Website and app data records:
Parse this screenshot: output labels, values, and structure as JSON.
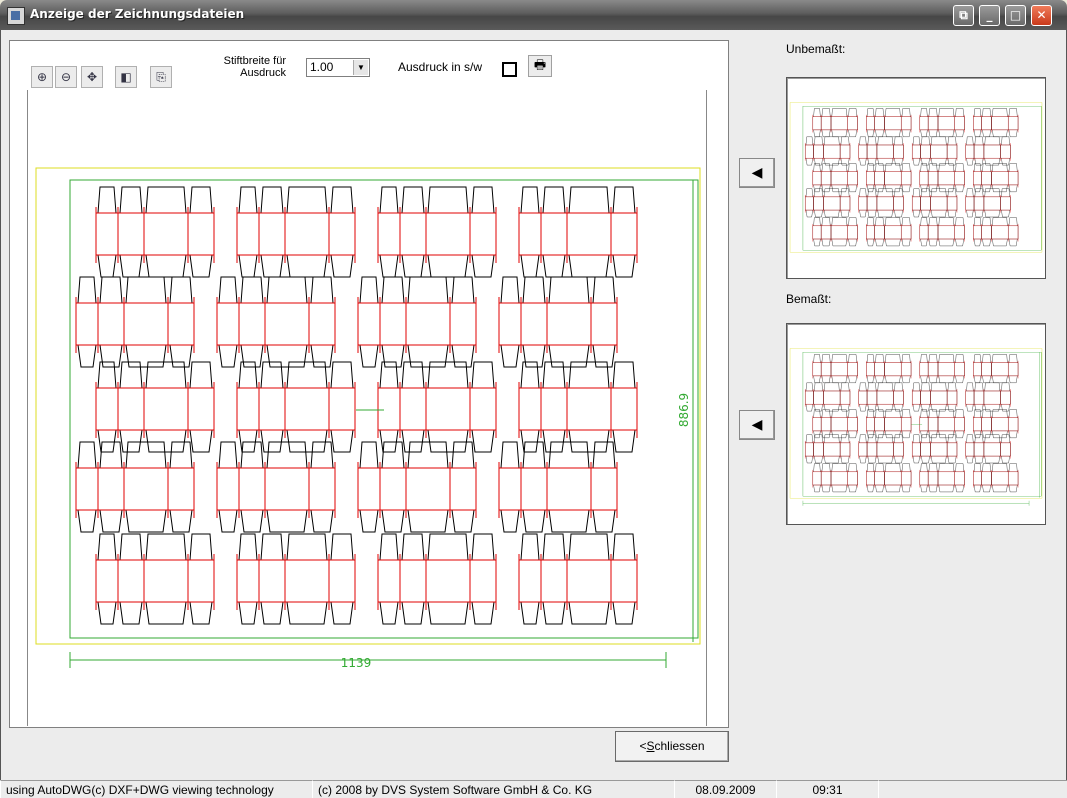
{
  "window": {
    "title": "Anzeige der Zeichnungsdateien"
  },
  "toolbar": {
    "pen_width_label": "Stiftbreite für\nAusdruck",
    "pen_width_value": "1.00",
    "bw_print_label": "Ausdruck in s/w",
    "bw_print_checked": false
  },
  "drawing": {
    "dimension_horizontal": "1139",
    "dimension_vertical": "886.9",
    "colors": {
      "cut": "#000000",
      "crease": "#e00000",
      "dimension": "#33aa33",
      "sheet": "#dddd22"
    }
  },
  "side": {
    "undimensioned_label": "Unbemaßt:",
    "dimensioned_label": "Bemaßt:"
  },
  "buttons": {
    "close_label": "<Schliessen",
    "close_mnemonic": "S"
  },
  "statusbar": {
    "tech": "using AutoDWG(c) DXF+DWG viewing technology",
    "copyright": "(c) 2008 by DVS System Software GmbH & Co. KG",
    "date": "08.09.2009",
    "time": "09:31"
  }
}
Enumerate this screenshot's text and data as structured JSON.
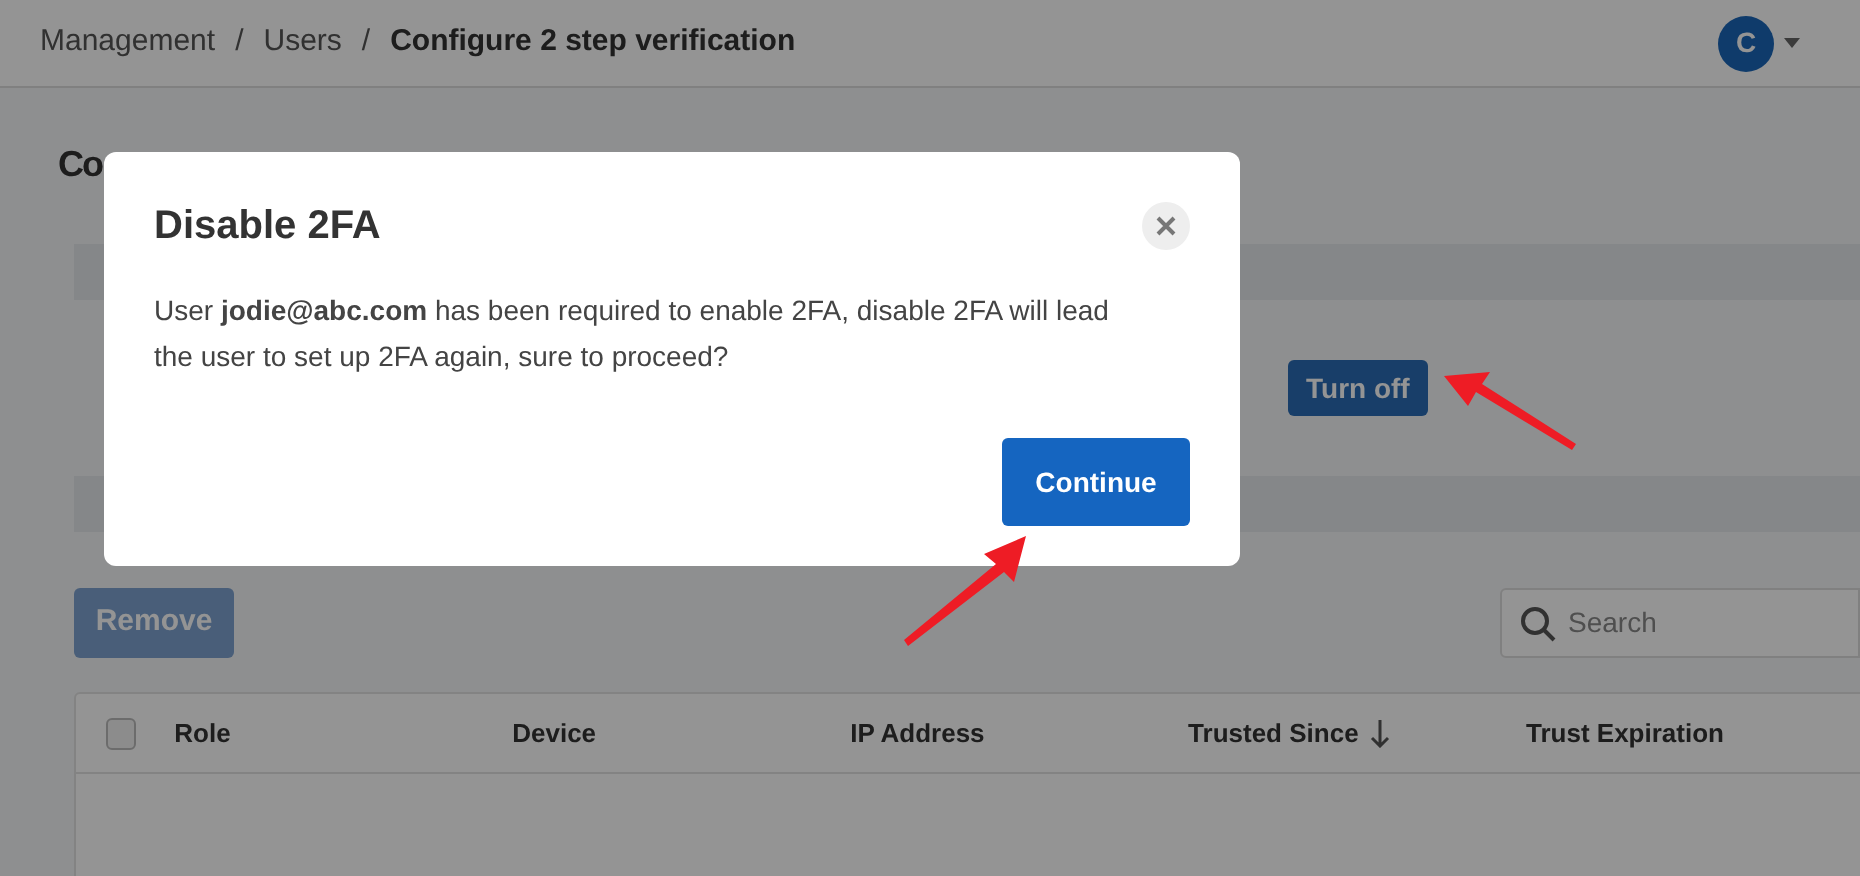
{
  "breadcrumb": [
    {
      "label": "Management",
      "current": false
    },
    {
      "separator": "/",
      "label": "Users",
      "current": false
    },
    {
      "separator": "/",
      "label": "Configure 2 step verification",
      "current": true
    }
  ],
  "user_menu": {
    "avatar": "C"
  },
  "page_heading": "Co",
  "turn_off_button": "Turn off",
  "remove_button": {
    "label": "Remove",
    "disabled": true
  },
  "search": {
    "placeholder": "Search"
  },
  "table": {
    "select_all_checked": false,
    "columns": [
      {
        "label": "Role",
        "sorted": false
      },
      {
        "label": "Device",
        "sorted": false
      },
      {
        "label": "IP Address",
        "sorted": false
      },
      {
        "label": "Trusted Since",
        "sorted": true
      },
      {
        "label": "Trust Expiration",
        "sorted": false
      }
    ]
  },
  "dialog": {
    "title": "Disable 2FA",
    "message": "User **jodie@abc.com** has been required to enable 2FA, disable 2FA will lead the user to set up 2FA again, sure to proceed?",
    "buttons": [
      "Continue"
    ]
  }
}
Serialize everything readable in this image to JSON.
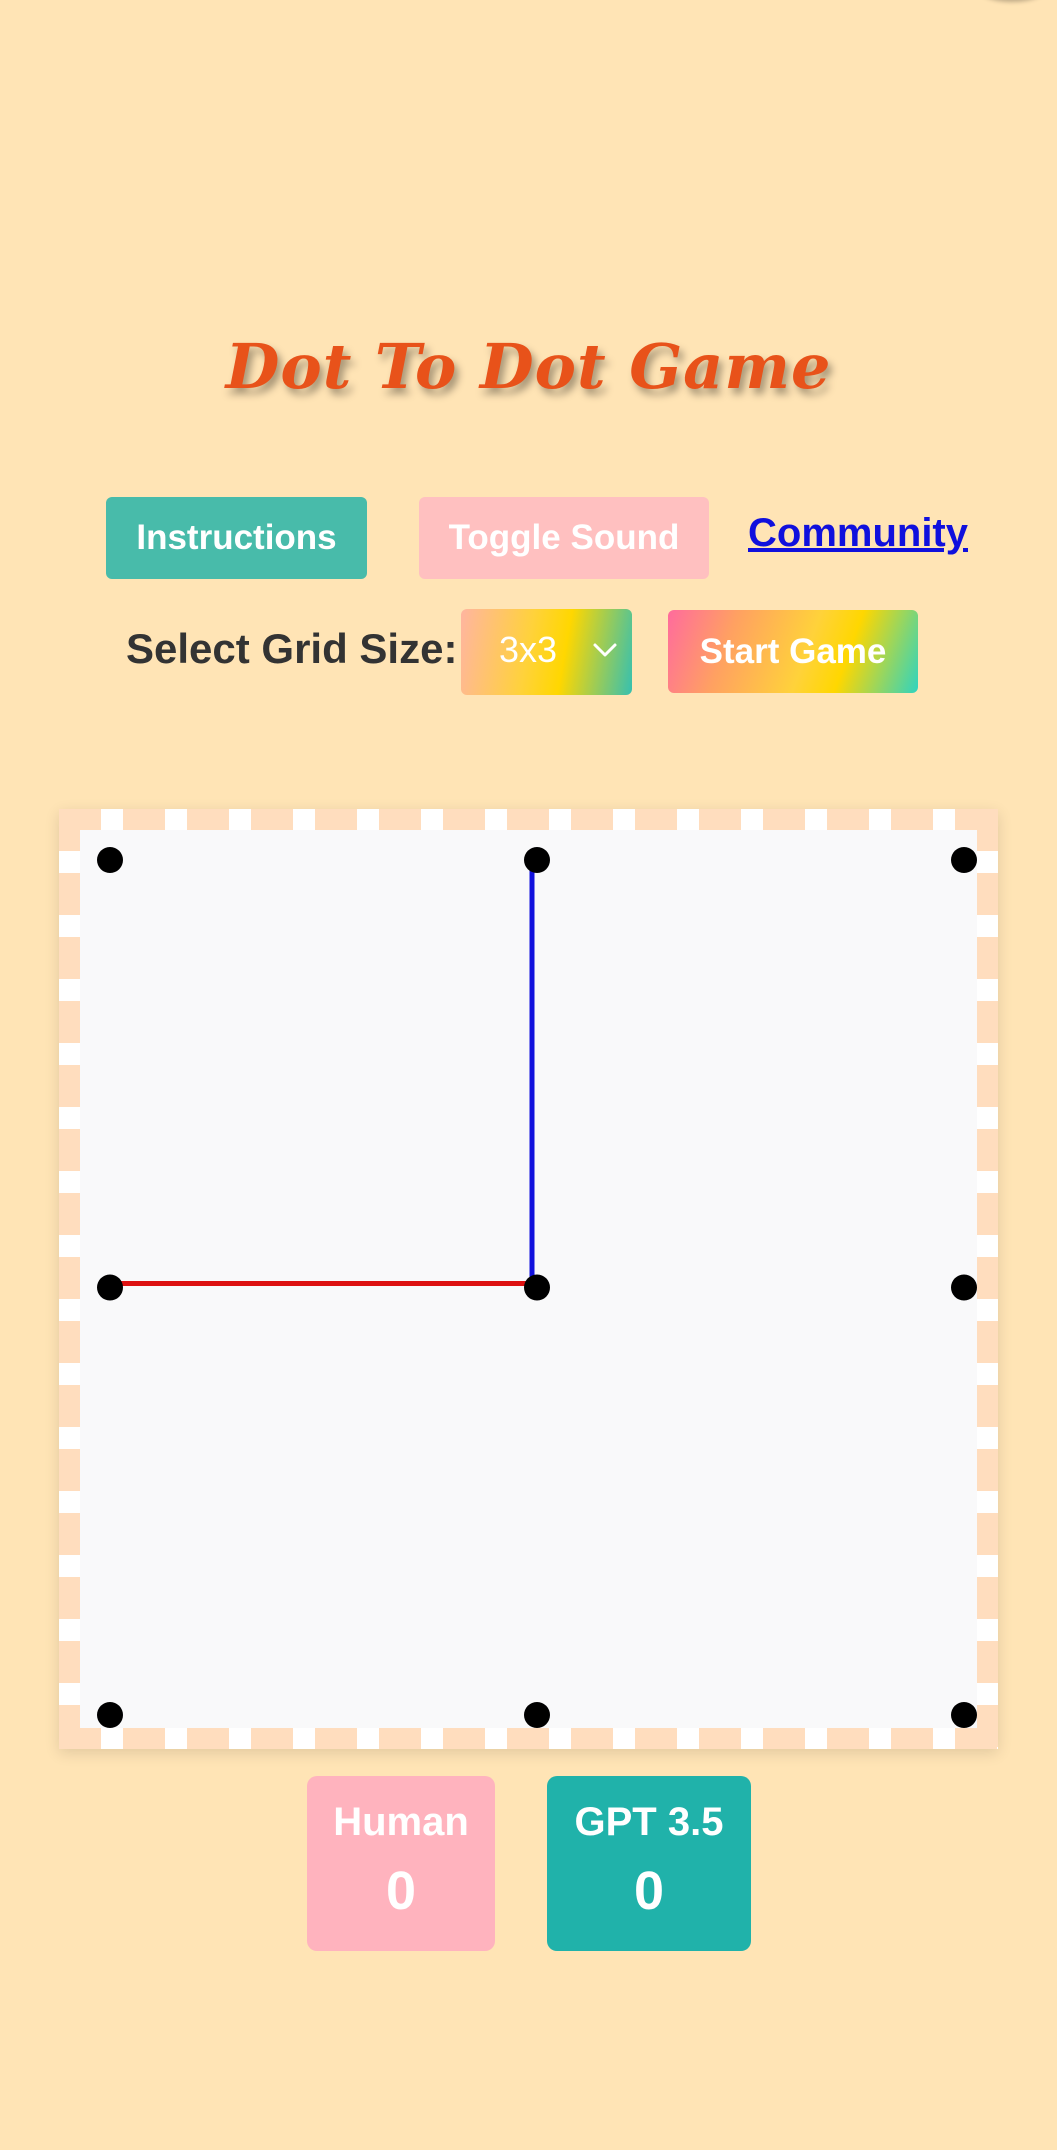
{
  "page": {
    "background": "#FFE4B5",
    "title": "Dot To Dot Game",
    "title_color": "#E8521A"
  },
  "toolbar": {
    "instructions_label": "Instructions",
    "sound_label": "Toggle Sound",
    "community_label": "Community",
    "grid_size_label": "Select Grid Size:",
    "grid_size_value": "3x3",
    "start_label": "Start Game"
  },
  "colors": {
    "instructions_button": "#48BBAA",
    "sound_button": "#FFC0C0",
    "community_link": "#1010DD",
    "human_line": "#DD1111",
    "gpt_line": "#1111DD",
    "dot": "#000000",
    "human_score_card": "#FFB3BE",
    "gpt_score_card": "#20B2AA"
  },
  "board": {
    "grid_rows": 3,
    "grid_cols": 3,
    "drawn_lines": [
      {
        "from": [
          1,
          0
        ],
        "to": [
          1,
          1
        ],
        "player": "gpt"
      },
      {
        "from": [
          0,
          1
        ],
        "to": [
          1,
          1
        ],
        "player": "human"
      }
    ]
  },
  "scores": {
    "human_label": "Human",
    "human_value": "0",
    "gpt_label": "GPT 3.5",
    "gpt_value": "0"
  },
  "icons": {
    "dropdown": "chevron-down-icon"
  }
}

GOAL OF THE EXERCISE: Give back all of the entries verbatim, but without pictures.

SOLVED EXERCISE:
Parse this screenshot: output labels, values, and structure as JSON.
{
  "window": {
    "title": "Anzeige der Zeichnungsdateien"
  },
  "toolbar": {
    "pen_width_label": "Stiftbreite für\nAusdruck",
    "pen_width_value": "1.00",
    "bw_print_label": "Ausdruck in s/w",
    "bw_print_checked": false
  },
  "drawing": {
    "dimension_horizontal": "1139",
    "dimension_vertical": "886.9",
    "colors": {
      "cut": "#000000",
      "crease": "#e00000",
      "dimension": "#33aa33",
      "sheet": "#dddd22"
    }
  },
  "side": {
    "undimensioned_label": "Unbemaßt:",
    "dimensioned_label": "Bemaßt:"
  },
  "buttons": {
    "close_label": "<Schliessen",
    "close_mnemonic": "S"
  },
  "statusbar": {
    "tech": "using AutoDWG(c) DXF+DWG viewing technology",
    "copyright": "(c) 2008 by DVS System Software GmbH & Co. KG",
    "date": "08.09.2009",
    "time": "09:31"
  }
}
Enumerate this screenshot's text and data as structured JSON.
{
  "breadcrumb": [
    {
      "label": "Management",
      "current": false
    },
    {
      "separator": "/",
      "label": "Users",
      "current": false
    },
    {
      "separator": "/",
      "label": "Configure 2 step verification",
      "current": true
    }
  ],
  "user_menu": {
    "avatar": "C"
  },
  "page_heading": "Co",
  "turn_off_button": "Turn off",
  "remove_button": {
    "label": "Remove",
    "disabled": true
  },
  "search": {
    "placeholder": "Search"
  },
  "table": {
    "select_all_checked": false,
    "columns": [
      {
        "label": "Role",
        "sorted": false
      },
      {
        "label": "Device",
        "sorted": false
      },
      {
        "label": "IP Address",
        "sorted": false
      },
      {
        "label": "Trusted Since",
        "sorted": true
      },
      {
        "label": "Trust Expiration",
        "sorted": false
      }
    ]
  },
  "dialog": {
    "title": "Disable 2FA",
    "message": "User **jodie@abc.com** has been required to enable 2FA, disable 2FA will lead the user to set up 2FA again, sure to proceed?",
    "buttons": [
      "Continue"
    ]
  }
}
Serialize everything readable in this image to JSON.
{
  "page": {
    "background": "#FFE4B5",
    "title": "Dot To Dot Game",
    "title_color": "#E8521A"
  },
  "toolbar": {
    "instructions_label": "Instructions",
    "sound_label": "Toggle Sound",
    "community_label": "Community",
    "grid_size_label": "Select Grid Size:",
    "grid_size_value": "3x3",
    "start_label": "Start Game"
  },
  "colors": {
    "instructions_button": "#48BBAA",
    "sound_button": "#FFC0C0",
    "community_link": "#1010DD",
    "human_line": "#DD1111",
    "gpt_line": "#1111DD",
    "dot": "#000000",
    "human_score_card": "#FFB3BE",
    "gpt_score_card": "#20B2AA"
  },
  "board": {
    "grid_rows": 3,
    "grid_cols": 3,
    "drawn_lines": [
      {
        "from": [
          1,
          0
        ],
        "to": [
          1,
          1
        ],
        "player": "gpt"
      },
      {
        "from": [
          0,
          1
        ],
        "to": [
          1,
          1
        ],
        "player": "human"
      }
    ]
  },
  "scores": {
    "human_label": "Human",
    "human_value": "0",
    "gpt_label": "GPT 3.5",
    "gpt_value": "0"
  },
  "icons": {
    "dropdown": "chevron-down-icon"
  }
}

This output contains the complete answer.